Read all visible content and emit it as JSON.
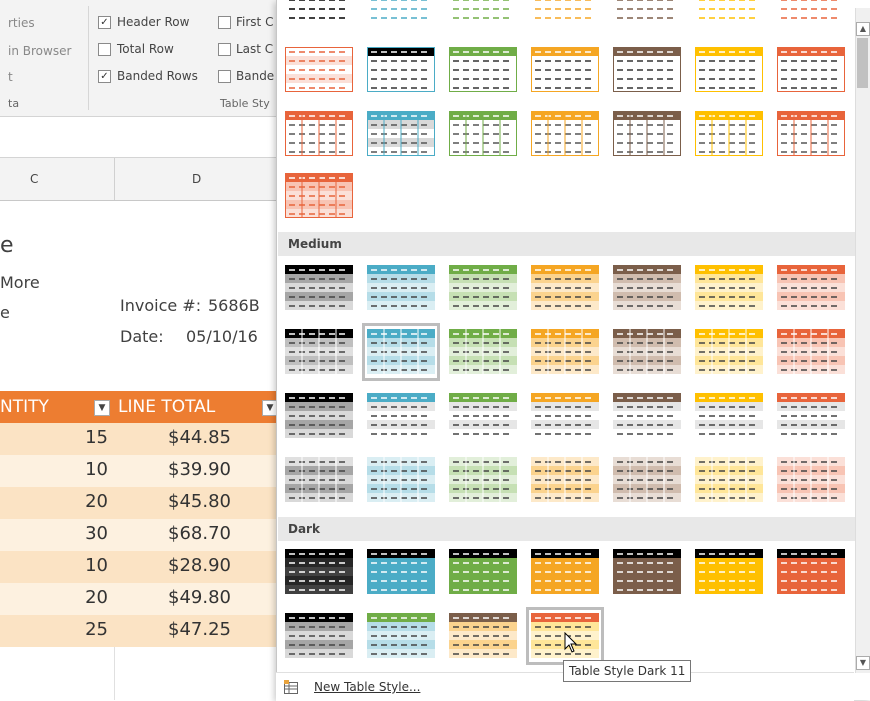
{
  "ribbon": {
    "left_items": [
      "rties",
      "in Browser",
      "t",
      "ta"
    ],
    "checkboxes": [
      {
        "label": "Header Row",
        "checked": true
      },
      {
        "label": "Total Row",
        "checked": false
      },
      {
        "label": "Banded Rows",
        "checked": true
      },
      {
        "label": "First C",
        "checked": false
      },
      {
        "label": "Last C",
        "checked": false
      },
      {
        "label": "Bande",
        "checked": false
      }
    ],
    "group_label": "Table Sty"
  },
  "columns": [
    "C",
    "D"
  ],
  "sheet": {
    "title_partial": "e",
    "line2": "More",
    "line3": "e",
    "invoice_label": "Invoice #:",
    "invoice_value": "5686B",
    "date_label": "Date:",
    "date_value": "05/10/16",
    "header_qty": "NTITY",
    "header_total": "LINE TOTAL",
    "rows": [
      {
        "qty": "15",
        "total": "$44.85"
      },
      {
        "qty": "10",
        "total": "$39.90"
      },
      {
        "qty": "20",
        "total": "$45.80"
      },
      {
        "qty": "30",
        "total": "$68.70"
      },
      {
        "qty": "10",
        "total": "$28.90"
      },
      {
        "qty": "20",
        "total": "$49.80"
      },
      {
        "qty": "25",
        "total": "$47.25"
      }
    ]
  },
  "gallery": {
    "sections": [
      "Medium",
      "Dark"
    ],
    "new_style": "New Table Style...",
    "tooltip": "Table Style Dark 11"
  },
  "colors": {
    "orange": "#ed7d31",
    "light_orange": "#fbe5d6",
    "mid_orange": "#f8cbad",
    "black": "#000000",
    "blue": "#4bacc6",
    "green": "#70ad47",
    "amber": "#ed7d31",
    "brown": "#7b5e4a",
    "gold": "#ffc000",
    "red_orange": "#e8643b"
  }
}
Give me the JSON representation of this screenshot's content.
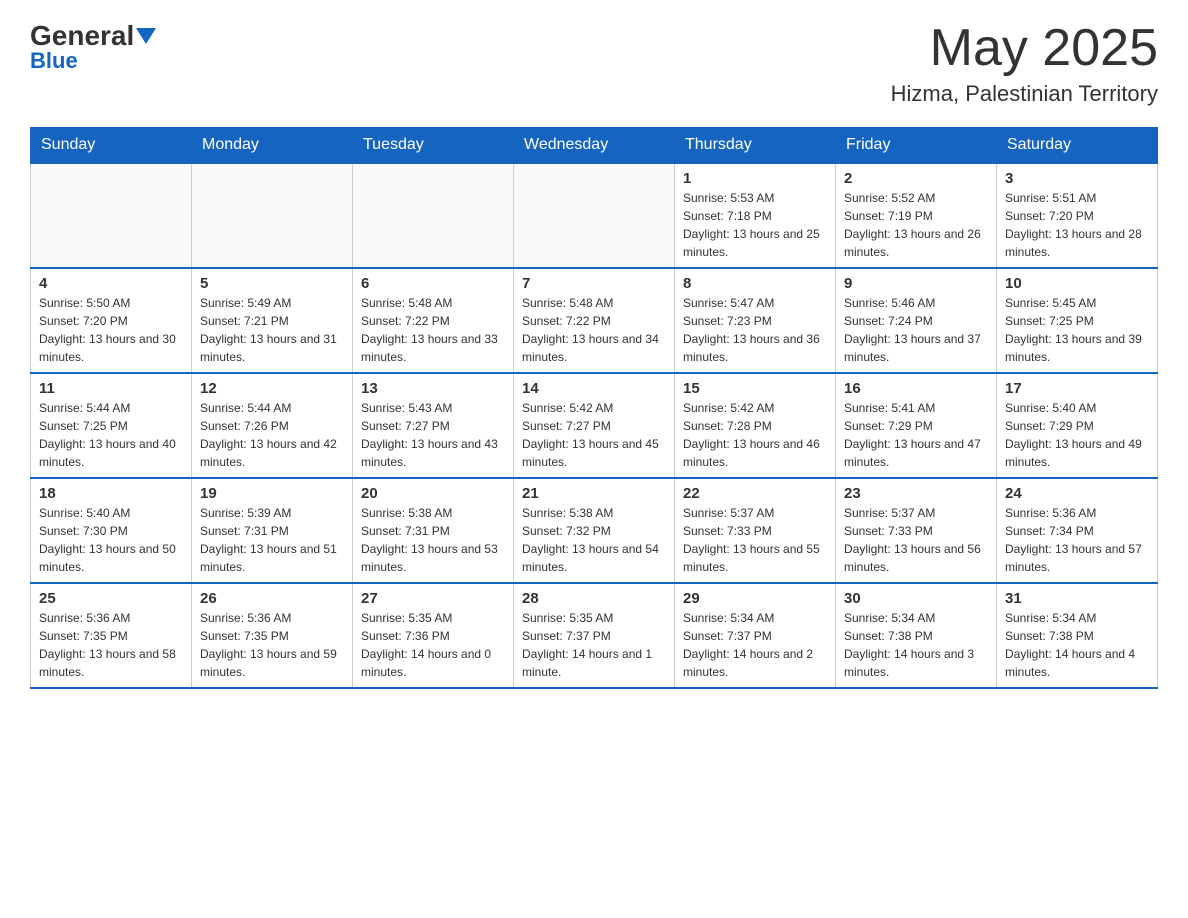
{
  "header": {
    "logo_general": "General",
    "logo_blue": "Blue",
    "month_title": "May 2025",
    "location": "Hizma, Palestinian Territory"
  },
  "weekdays": [
    "Sunday",
    "Monday",
    "Tuesday",
    "Wednesday",
    "Thursday",
    "Friday",
    "Saturday"
  ],
  "weeks": [
    [
      {
        "day": "",
        "info": ""
      },
      {
        "day": "",
        "info": ""
      },
      {
        "day": "",
        "info": ""
      },
      {
        "day": "",
        "info": ""
      },
      {
        "day": "1",
        "info": "Sunrise: 5:53 AM\nSunset: 7:18 PM\nDaylight: 13 hours and 25 minutes."
      },
      {
        "day": "2",
        "info": "Sunrise: 5:52 AM\nSunset: 7:19 PM\nDaylight: 13 hours and 26 minutes."
      },
      {
        "day": "3",
        "info": "Sunrise: 5:51 AM\nSunset: 7:20 PM\nDaylight: 13 hours and 28 minutes."
      }
    ],
    [
      {
        "day": "4",
        "info": "Sunrise: 5:50 AM\nSunset: 7:20 PM\nDaylight: 13 hours and 30 minutes."
      },
      {
        "day": "5",
        "info": "Sunrise: 5:49 AM\nSunset: 7:21 PM\nDaylight: 13 hours and 31 minutes."
      },
      {
        "day": "6",
        "info": "Sunrise: 5:48 AM\nSunset: 7:22 PM\nDaylight: 13 hours and 33 minutes."
      },
      {
        "day": "7",
        "info": "Sunrise: 5:48 AM\nSunset: 7:22 PM\nDaylight: 13 hours and 34 minutes."
      },
      {
        "day": "8",
        "info": "Sunrise: 5:47 AM\nSunset: 7:23 PM\nDaylight: 13 hours and 36 minutes."
      },
      {
        "day": "9",
        "info": "Sunrise: 5:46 AM\nSunset: 7:24 PM\nDaylight: 13 hours and 37 minutes."
      },
      {
        "day": "10",
        "info": "Sunrise: 5:45 AM\nSunset: 7:25 PM\nDaylight: 13 hours and 39 minutes."
      }
    ],
    [
      {
        "day": "11",
        "info": "Sunrise: 5:44 AM\nSunset: 7:25 PM\nDaylight: 13 hours and 40 minutes."
      },
      {
        "day": "12",
        "info": "Sunrise: 5:44 AM\nSunset: 7:26 PM\nDaylight: 13 hours and 42 minutes."
      },
      {
        "day": "13",
        "info": "Sunrise: 5:43 AM\nSunset: 7:27 PM\nDaylight: 13 hours and 43 minutes."
      },
      {
        "day": "14",
        "info": "Sunrise: 5:42 AM\nSunset: 7:27 PM\nDaylight: 13 hours and 45 minutes."
      },
      {
        "day": "15",
        "info": "Sunrise: 5:42 AM\nSunset: 7:28 PM\nDaylight: 13 hours and 46 minutes."
      },
      {
        "day": "16",
        "info": "Sunrise: 5:41 AM\nSunset: 7:29 PM\nDaylight: 13 hours and 47 minutes."
      },
      {
        "day": "17",
        "info": "Sunrise: 5:40 AM\nSunset: 7:29 PM\nDaylight: 13 hours and 49 minutes."
      }
    ],
    [
      {
        "day": "18",
        "info": "Sunrise: 5:40 AM\nSunset: 7:30 PM\nDaylight: 13 hours and 50 minutes."
      },
      {
        "day": "19",
        "info": "Sunrise: 5:39 AM\nSunset: 7:31 PM\nDaylight: 13 hours and 51 minutes."
      },
      {
        "day": "20",
        "info": "Sunrise: 5:38 AM\nSunset: 7:31 PM\nDaylight: 13 hours and 53 minutes."
      },
      {
        "day": "21",
        "info": "Sunrise: 5:38 AM\nSunset: 7:32 PM\nDaylight: 13 hours and 54 minutes."
      },
      {
        "day": "22",
        "info": "Sunrise: 5:37 AM\nSunset: 7:33 PM\nDaylight: 13 hours and 55 minutes."
      },
      {
        "day": "23",
        "info": "Sunrise: 5:37 AM\nSunset: 7:33 PM\nDaylight: 13 hours and 56 minutes."
      },
      {
        "day": "24",
        "info": "Sunrise: 5:36 AM\nSunset: 7:34 PM\nDaylight: 13 hours and 57 minutes."
      }
    ],
    [
      {
        "day": "25",
        "info": "Sunrise: 5:36 AM\nSunset: 7:35 PM\nDaylight: 13 hours and 58 minutes."
      },
      {
        "day": "26",
        "info": "Sunrise: 5:36 AM\nSunset: 7:35 PM\nDaylight: 13 hours and 59 minutes."
      },
      {
        "day": "27",
        "info": "Sunrise: 5:35 AM\nSunset: 7:36 PM\nDaylight: 14 hours and 0 minutes."
      },
      {
        "day": "28",
        "info": "Sunrise: 5:35 AM\nSunset: 7:37 PM\nDaylight: 14 hours and 1 minute."
      },
      {
        "day": "29",
        "info": "Sunrise: 5:34 AM\nSunset: 7:37 PM\nDaylight: 14 hours and 2 minutes."
      },
      {
        "day": "30",
        "info": "Sunrise: 5:34 AM\nSunset: 7:38 PM\nDaylight: 14 hours and 3 minutes."
      },
      {
        "day": "31",
        "info": "Sunrise: 5:34 AM\nSunset: 7:38 PM\nDaylight: 14 hours and 4 minutes."
      }
    ]
  ]
}
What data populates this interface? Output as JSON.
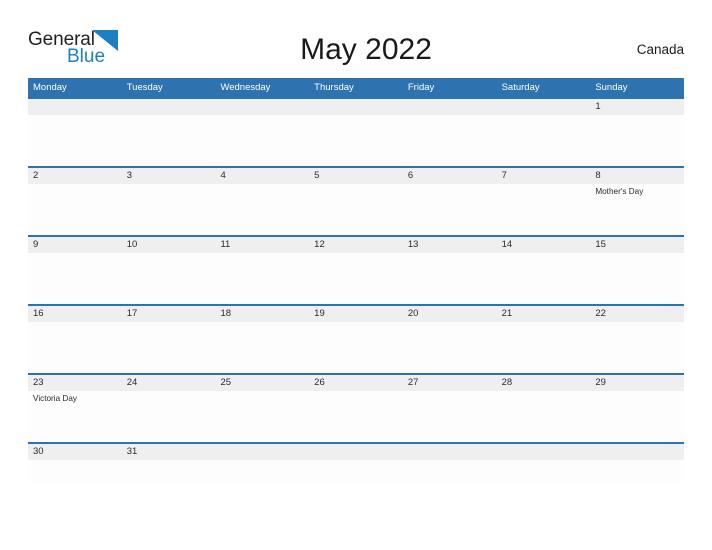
{
  "brand": {
    "name_part1": "General",
    "name_part2": "Blue",
    "flag_icon": "blue-triangle-flag-icon",
    "color_dark": "#231f20",
    "color_blue": "#1d7fc3"
  },
  "header": {
    "title": "May 2022",
    "country": "Canada"
  },
  "colors": {
    "header_blue": "#2e72b0",
    "row_divider_blue": "#2e72b0",
    "number_band_gray": "#efefef",
    "cell_white": "#fdfdfd",
    "text_dark": "#2b2b2b"
  },
  "calendar": {
    "month": "May",
    "year": "2022",
    "day_headers": [
      "Monday",
      "Tuesday",
      "Wednesday",
      "Thursday",
      "Friday",
      "Saturday",
      "Sunday"
    ],
    "weeks": [
      {
        "days": [
          {
            "number": "",
            "event": ""
          },
          {
            "number": "",
            "event": ""
          },
          {
            "number": "",
            "event": ""
          },
          {
            "number": "",
            "event": ""
          },
          {
            "number": "",
            "event": ""
          },
          {
            "number": "",
            "event": ""
          },
          {
            "number": "1",
            "event": ""
          }
        ]
      },
      {
        "days": [
          {
            "number": "2",
            "event": ""
          },
          {
            "number": "3",
            "event": ""
          },
          {
            "number": "4",
            "event": ""
          },
          {
            "number": "5",
            "event": ""
          },
          {
            "number": "6",
            "event": ""
          },
          {
            "number": "7",
            "event": ""
          },
          {
            "number": "8",
            "event": "Mother's Day"
          }
        ]
      },
      {
        "days": [
          {
            "number": "9",
            "event": ""
          },
          {
            "number": "10",
            "event": ""
          },
          {
            "number": "11",
            "event": ""
          },
          {
            "number": "12",
            "event": ""
          },
          {
            "number": "13",
            "event": ""
          },
          {
            "number": "14",
            "event": ""
          },
          {
            "number": "15",
            "event": ""
          }
        ]
      },
      {
        "days": [
          {
            "number": "16",
            "event": ""
          },
          {
            "number": "17",
            "event": ""
          },
          {
            "number": "18",
            "event": ""
          },
          {
            "number": "19",
            "event": ""
          },
          {
            "number": "20",
            "event": ""
          },
          {
            "number": "21",
            "event": ""
          },
          {
            "number": "22",
            "event": ""
          }
        ]
      },
      {
        "days": [
          {
            "number": "23",
            "event": "Victoria Day"
          },
          {
            "number": "24",
            "event": ""
          },
          {
            "number": "25",
            "event": ""
          },
          {
            "number": "26",
            "event": ""
          },
          {
            "number": "27",
            "event": ""
          },
          {
            "number": "28",
            "event": ""
          },
          {
            "number": "29",
            "event": ""
          }
        ]
      },
      {
        "days": [
          {
            "number": "30",
            "event": ""
          },
          {
            "number": "31",
            "event": ""
          },
          {
            "number": "",
            "event": ""
          },
          {
            "number": "",
            "event": ""
          },
          {
            "number": "",
            "event": ""
          },
          {
            "number": "",
            "event": ""
          },
          {
            "number": "",
            "event": ""
          }
        ]
      }
    ]
  }
}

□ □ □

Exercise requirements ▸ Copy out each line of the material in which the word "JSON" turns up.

Task solution ▸
Read all visible content and emit it as JSON.
Give me the JSON representation of this screenshot's content.
What data populates this interface? Output as JSON.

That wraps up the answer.